THE TASK: Look through the listing below and report every line that contains "icon".

DATASET RECORDS:
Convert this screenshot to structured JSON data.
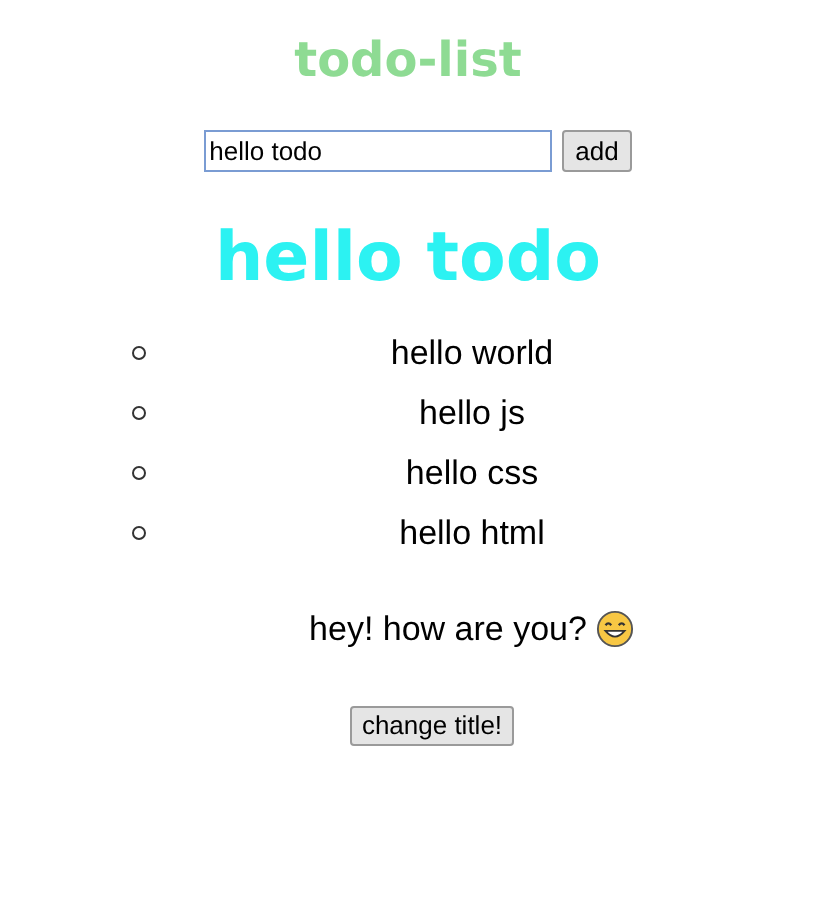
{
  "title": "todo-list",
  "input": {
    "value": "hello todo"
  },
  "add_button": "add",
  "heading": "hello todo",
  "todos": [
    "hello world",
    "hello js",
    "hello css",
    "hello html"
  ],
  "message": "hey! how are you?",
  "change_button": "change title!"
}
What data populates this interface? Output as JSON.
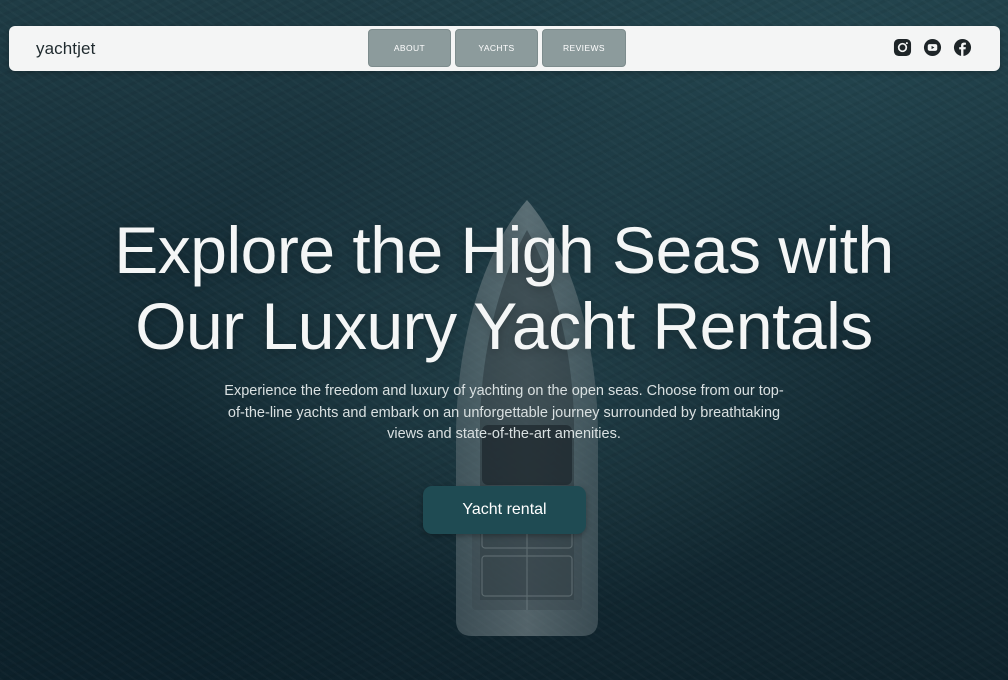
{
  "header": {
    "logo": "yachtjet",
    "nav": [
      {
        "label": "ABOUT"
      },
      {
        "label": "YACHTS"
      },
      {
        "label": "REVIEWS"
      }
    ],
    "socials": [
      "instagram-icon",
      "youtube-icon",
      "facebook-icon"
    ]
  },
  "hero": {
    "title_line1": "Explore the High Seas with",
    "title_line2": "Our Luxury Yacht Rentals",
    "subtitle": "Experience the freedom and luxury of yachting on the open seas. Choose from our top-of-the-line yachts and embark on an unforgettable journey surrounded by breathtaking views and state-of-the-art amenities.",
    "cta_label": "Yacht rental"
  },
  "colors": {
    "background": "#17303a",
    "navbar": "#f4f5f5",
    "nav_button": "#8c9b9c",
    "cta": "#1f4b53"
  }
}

YOUR SOLUTION:
      "instagram-icon",
      "youtube-icon",
      "facebook-icon"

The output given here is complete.